▶ AIM OF THE EXERCISE: For the string "заказа", find every matching line in the records and copy it.

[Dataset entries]
========================
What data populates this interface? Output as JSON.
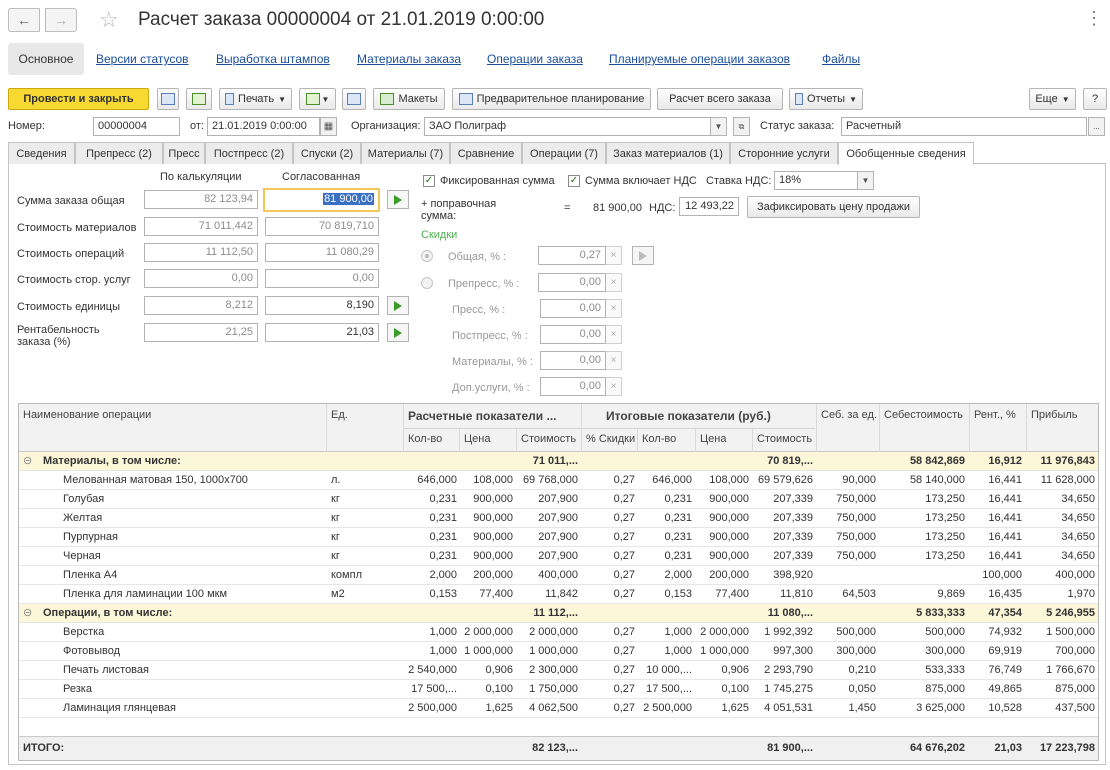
{
  "window": {
    "title": "Расчет заказа 00000004 от 21.01.2019 0:00:00"
  },
  "sections": {
    "active": "Основное",
    "links": [
      "Версии статусов",
      "Выработка штампов",
      "Материалы заказа",
      "Операции заказа",
      "Планируемые операции заказов",
      "Файлы"
    ]
  },
  "toolbar": {
    "post_close": "Провести и закрыть",
    "print": "Печать",
    "layouts": "Макеты",
    "pre_planning": "Предварительное планирование",
    "calc_all": "Расчет всего заказа",
    "reports": "Отчеты",
    "more": "Еще",
    "help": "?"
  },
  "header": {
    "number_label": "Номер:",
    "number_value": "00000004",
    "date_label": "от:",
    "date_value": "21.01.2019  0:00:00",
    "org_label": "Организация:",
    "org_value": "ЗАО Полиграф",
    "status_label": "Статус заказа:",
    "status_value": "Расчетный"
  },
  "tabs": [
    "Сведения",
    "Препресс (2)",
    "Пресс",
    "Постпресс (2)",
    "Спуски (2)",
    "Материалы (7)",
    "Сравнение",
    "Операции (7)",
    "Заказ материалов (1)",
    "Сторонние услуги",
    "Обобщенные сведения"
  ],
  "tabs_active": "Обобщенные сведения",
  "summary": {
    "col_calc": "По калькуляции",
    "col_agreed": "Согласованная",
    "rows": [
      {
        "label": "Сумма заказа общая",
        "calc": "82 123,94",
        "agreed": "81 900,00"
      },
      {
        "label": "Стоимость материалов",
        "calc": "71 011,442",
        "agreed": "70 819,710"
      },
      {
        "label": "Стоимость операций",
        "calc": "11 112,50",
        "agreed": "11 080,29"
      },
      {
        "label": "Стоимость стор. услуг",
        "calc": "0,00",
        "agreed": "0,00"
      },
      {
        "label": "Стоимость единицы",
        "calc": "8,212",
        "agreed": "8,190"
      },
      {
        "label": "Рентабельность заказа (%)",
        "calc": "21,25",
        "agreed": "21,03"
      }
    ]
  },
  "pricing": {
    "fixed_sum_label": "Фиксированная сумма",
    "vat_included_label": "Сумма включает НДС",
    "vat_rate_label": "Ставка НДС:",
    "vat_rate_value": "18%",
    "correction_label": "+ поправочная сумма:",
    "eq": "=",
    "correction_value": "81 900,00",
    "vat_label": "НДС:",
    "vat_value": "12 493,22",
    "fix_price_button": "Зафиксировать цену продажи",
    "discounts_title": "Скидки",
    "discounts": [
      {
        "label": "Общая, % :",
        "value": "0,27"
      },
      {
        "label": "Препресс, % :",
        "value": "0,00"
      },
      {
        "label": "Пресс, % :",
        "value": "0,00"
      },
      {
        "label": "Постпресс, % :",
        "value": "0,00"
      },
      {
        "label": "Материалы, % :",
        "value": "0,00"
      },
      {
        "label": "Доп.услуги, % :",
        "value": "0,00"
      }
    ]
  },
  "table": {
    "headers": {
      "name": "Наименование операции",
      "unit": "Ед.",
      "calc_group": "Расчетные показатели ...",
      "final_group": "Итоговые показатели (руб.)",
      "unit_cost": "Себ. за ед.",
      "cost": "Себестоимость",
      "profitability": "Рент., %",
      "profit": "Прибыль",
      "qty": "Кол-во",
      "price": "Цена",
      "amount": "Стоимость",
      "discount": "% Скидки",
      "qty2": "Кол-во",
      "price2": "Цена",
      "amount2": "Стоимость"
    },
    "rows": [
      {
        "group": true,
        "name": "Материалы, в том числе:",
        "unit": "",
        "qty": "",
        "price": "",
        "amount": "71 011,...",
        "disc": "",
        "qty2": "",
        "price2": "",
        "amount2": "70 819,...",
        "ucost": "",
        "cost": "58 842,869",
        "rent": "16,912",
        "profit": "11 976,843"
      },
      {
        "group": false,
        "name": "Мелованная матовая 150, 1000x700",
        "unit": "л.",
        "qty": "646,000",
        "price": "108,000",
        "amount": "69 768,000",
        "disc": "0,27",
        "qty2": "646,000",
        "price2": "108,000",
        "amount2": "69 579,626",
        "ucost": "90,000",
        "cost": "58 140,000",
        "rent": "16,441",
        "profit": "11 628,000"
      },
      {
        "group": false,
        "name": "Голубая",
        "unit": "кг",
        "qty": "0,231",
        "price": "900,000",
        "amount": "207,900",
        "disc": "0,27",
        "qty2": "0,231",
        "price2": "900,000",
        "amount2": "207,339",
        "ucost": "750,000",
        "cost": "173,250",
        "rent": "16,441",
        "profit": "34,650"
      },
      {
        "group": false,
        "name": "Желтая",
        "unit": "кг",
        "qty": "0,231",
        "price": "900,000",
        "amount": "207,900",
        "disc": "0,27",
        "qty2": "0,231",
        "price2": "900,000",
        "amount2": "207,339",
        "ucost": "750,000",
        "cost": "173,250",
        "rent": "16,441",
        "profit": "34,650"
      },
      {
        "group": false,
        "name": "Пурпурная",
        "unit": "кг",
        "qty": "0,231",
        "price": "900,000",
        "amount": "207,900",
        "disc": "0,27",
        "qty2": "0,231",
        "price2": "900,000",
        "amount2": "207,339",
        "ucost": "750,000",
        "cost": "173,250",
        "rent": "16,441",
        "profit": "34,650"
      },
      {
        "group": false,
        "name": "Черная",
        "unit": "кг",
        "qty": "0,231",
        "price": "900,000",
        "amount": "207,900",
        "disc": "0,27",
        "qty2": "0,231",
        "price2": "900,000",
        "amount2": "207,339",
        "ucost": "750,000",
        "cost": "173,250",
        "rent": "16,441",
        "profit": "34,650"
      },
      {
        "group": false,
        "name": "Пленка А4",
        "unit": "компл",
        "qty": "2,000",
        "price": "200,000",
        "amount": "400,000",
        "disc": "0,27",
        "qty2": "2,000",
        "price2": "200,000",
        "amount2": "398,920",
        "ucost": "",
        "cost": "",
        "rent": "100,000",
        "profit": "400,000"
      },
      {
        "group": false,
        "name": "Пленка для ламинации 100 мкм",
        "unit": "м2",
        "qty": "0,153",
        "price": "77,400",
        "amount": "11,842",
        "disc": "0,27",
        "qty2": "0,153",
        "price2": "77,400",
        "amount2": "11,810",
        "ucost": "64,503",
        "cost": "9,869",
        "rent": "16,435",
        "profit": "1,970"
      },
      {
        "group": true,
        "name": "Операции, в том числе:",
        "unit": "",
        "qty": "",
        "price": "",
        "amount": "11 112,...",
        "disc": "",
        "qty2": "",
        "price2": "",
        "amount2": "11 080,...",
        "ucost": "",
        "cost": "5 833,333",
        "rent": "47,354",
        "profit": "5 246,955"
      },
      {
        "group": false,
        "name": "Верстка",
        "unit": "",
        "qty": "1,000",
        "price": "2 000,000",
        "amount": "2 000,000",
        "disc": "0,27",
        "qty2": "1,000",
        "price2": "2 000,000",
        "amount2": "1 992,392",
        "ucost": "500,000",
        "cost": "500,000",
        "rent": "74,932",
        "profit": "1 500,000"
      },
      {
        "group": false,
        "name": "Фотовывод",
        "unit": "",
        "qty": "1,000",
        "price": "1 000,000",
        "amount": "1 000,000",
        "disc": "0,27",
        "qty2": "1,000",
        "price2": "1 000,000",
        "amount2": "997,300",
        "ucost": "300,000",
        "cost": "300,000",
        "rent": "69,919",
        "profit": "700,000"
      },
      {
        "group": false,
        "name": "Печать листовая",
        "unit": "",
        "qty": "2 540,000",
        "price": "0,906",
        "amount": "2 300,000",
        "disc": "0,27",
        "qty2": "10 000,...",
        "price2": "0,906",
        "amount2": "2 293,790",
        "ucost": "0,210",
        "cost": "533,333",
        "rent": "76,749",
        "profit": "1 766,670"
      },
      {
        "group": false,
        "name": "Резка",
        "unit": "",
        "qty": "17 500,...",
        "price": "0,100",
        "amount": "1 750,000",
        "disc": "0,27",
        "qty2": "17 500,...",
        "price2": "0,100",
        "amount2": "1 745,275",
        "ucost": "0,050",
        "cost": "875,000",
        "rent": "49,865",
        "profit": "875,000"
      },
      {
        "group": false,
        "name": "Ламинация глянцевая",
        "unit": "",
        "qty": "2 500,000",
        "price": "1,625",
        "amount": "4 062,500",
        "disc": "0,27",
        "qty2": "2 500,000",
        "price2": "1,625",
        "amount2": "4 051,531",
        "ucost": "1,450",
        "cost": "3 625,000",
        "rent": "10,528",
        "profit": "437,500"
      }
    ],
    "total": {
      "label": "ИТОГО:",
      "amount": "82 123,...",
      "amount2": "81 900,...",
      "cost": "64 676,202",
      "rent": "21,03",
      "profit": "17 223,798"
    }
  }
}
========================
▶ REPLY:
    "title": "Расчет заказа 00000004 от 21.01.2019 0:00:00"
      "Материалы заказа",
      "Операции заказа",
    "calc_all": "Расчет всего заказа",
    "status_label": "Статус заказа:",
        "label": "Сумма заказа общая",
        "label": "Рентабельность заказа (%)",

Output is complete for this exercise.